Q. What's your favourite part of the job?

Of course, the animals. I love getting to know them with all their little quirks, personalities and the things that makes them individuals. Their patience, love and resilience always has me in awe, especially when they have been through a tough time. I also love bringing together an animal with their new family - there is no better feeling than when you have made a perfect match and you just know they are going to love each other. When I get time, I also love to take photos of the animals for their online profiles. 

Q. What changes to animal welfare have you seen at Abbey Street over the past 20 years?
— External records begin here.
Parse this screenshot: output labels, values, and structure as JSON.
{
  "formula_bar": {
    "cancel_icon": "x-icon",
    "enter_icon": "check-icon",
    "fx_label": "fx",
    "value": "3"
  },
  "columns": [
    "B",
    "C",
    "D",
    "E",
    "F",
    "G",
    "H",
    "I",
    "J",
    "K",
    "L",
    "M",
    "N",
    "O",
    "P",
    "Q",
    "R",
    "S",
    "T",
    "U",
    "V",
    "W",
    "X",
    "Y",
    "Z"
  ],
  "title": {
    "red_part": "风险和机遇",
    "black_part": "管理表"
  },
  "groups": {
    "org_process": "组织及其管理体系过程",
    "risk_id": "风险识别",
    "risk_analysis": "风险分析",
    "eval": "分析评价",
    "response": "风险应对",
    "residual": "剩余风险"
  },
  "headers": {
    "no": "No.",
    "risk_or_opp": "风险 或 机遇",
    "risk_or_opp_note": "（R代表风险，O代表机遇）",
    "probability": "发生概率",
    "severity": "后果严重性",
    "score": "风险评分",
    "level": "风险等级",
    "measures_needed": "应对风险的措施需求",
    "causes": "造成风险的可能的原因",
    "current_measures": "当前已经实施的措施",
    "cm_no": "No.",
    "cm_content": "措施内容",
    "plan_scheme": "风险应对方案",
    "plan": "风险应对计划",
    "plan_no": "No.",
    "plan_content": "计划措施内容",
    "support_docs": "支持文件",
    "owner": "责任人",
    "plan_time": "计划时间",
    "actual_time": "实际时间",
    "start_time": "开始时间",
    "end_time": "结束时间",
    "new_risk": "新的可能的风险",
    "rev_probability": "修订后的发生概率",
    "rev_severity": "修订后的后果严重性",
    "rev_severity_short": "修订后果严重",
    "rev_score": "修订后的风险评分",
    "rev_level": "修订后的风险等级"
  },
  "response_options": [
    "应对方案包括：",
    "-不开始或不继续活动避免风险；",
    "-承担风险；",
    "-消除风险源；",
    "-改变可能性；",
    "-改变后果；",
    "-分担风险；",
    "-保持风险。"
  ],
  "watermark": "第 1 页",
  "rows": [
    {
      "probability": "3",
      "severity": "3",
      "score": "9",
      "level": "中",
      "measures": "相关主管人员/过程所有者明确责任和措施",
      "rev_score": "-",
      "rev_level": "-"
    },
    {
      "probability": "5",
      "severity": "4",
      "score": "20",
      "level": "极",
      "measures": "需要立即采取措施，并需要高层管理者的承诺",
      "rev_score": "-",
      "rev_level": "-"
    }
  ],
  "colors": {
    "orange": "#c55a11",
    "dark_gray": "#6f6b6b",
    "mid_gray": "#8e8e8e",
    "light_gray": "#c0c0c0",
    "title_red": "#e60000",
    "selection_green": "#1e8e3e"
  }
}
Over the years I have seen so much improvement to our site in general and upgrades to all the animal accommodation. The biggest change was our lovely rabbit house.  
This has been lovely to see and ensures the animals have the best possible stay whilst they are with us. I'm so proud of what we have achieved and we still have lots of exciting plans for the future so watch this space. 

Q. What advice would you give to someone wanting a career in animal rescue?

Go for it, If you are passionate about animals you will never regret it. I would say, get yourself into a volunteering role this will help you build up as much knowledge and work experience as you can. Work as hard as you can, listen and learn from those who have been in the role for a long time and don't be afraid to try new things and ask questions. Don't worry if you haven't got fancy qualifications, sure they help, but passion and dedication go a long way in the animal world. Lastly, don't be put off by the bad days. In rescue there will undoubtedly be some very tough days both physically and emotionally, but the longer you are in the role, the more resilient you become. Though your heart may sometimes feel heavy, with a good team to help support you, you can get through anything. 

Q. Is there a particular animal who stole your heart or who has really stuck with you over the years?

Gosh, just one? I've got many animal memories stuck to my heart but one that I think of often is a little ginger and white Jack Russel called Spot. Spot was a small lad but had a big personality. He came into the centre after his owner was thinking of having him put to sleep due to his temperament. As soon as I met him, I warmed to this zesty little lad, but after seeing how difficult he was to manage in kennels I decided to try him on foster. I had Spot with me for several months and worked with him on his challenging behaviours. After understanding him more, I realised that a lot of his behaviour was a reaction to underlying anxieties, such as a fear of the dark, and bad experiences he had had in his previous home. Spot turned out to be the perfect little gentleman and he was an absolute pleasure to be around. Whilst still zesty, he was now happy and easy to manage. He got adopted and his new family said he was the missing piece of their puzzle. 

Q. And finally, how many animals have you adopted and fostered over the years?

Over my 20 years of working at RSPCA Derby I have adopted... 4 dogs, 7 rabbits, 6 birds, 1 degu, 2 rats, 2 hamsters, 4 African Soft Furs, 2 gerbils, 6 Guinea pigs, 38 fish and 31 mice! I have fostered over 100 animals too!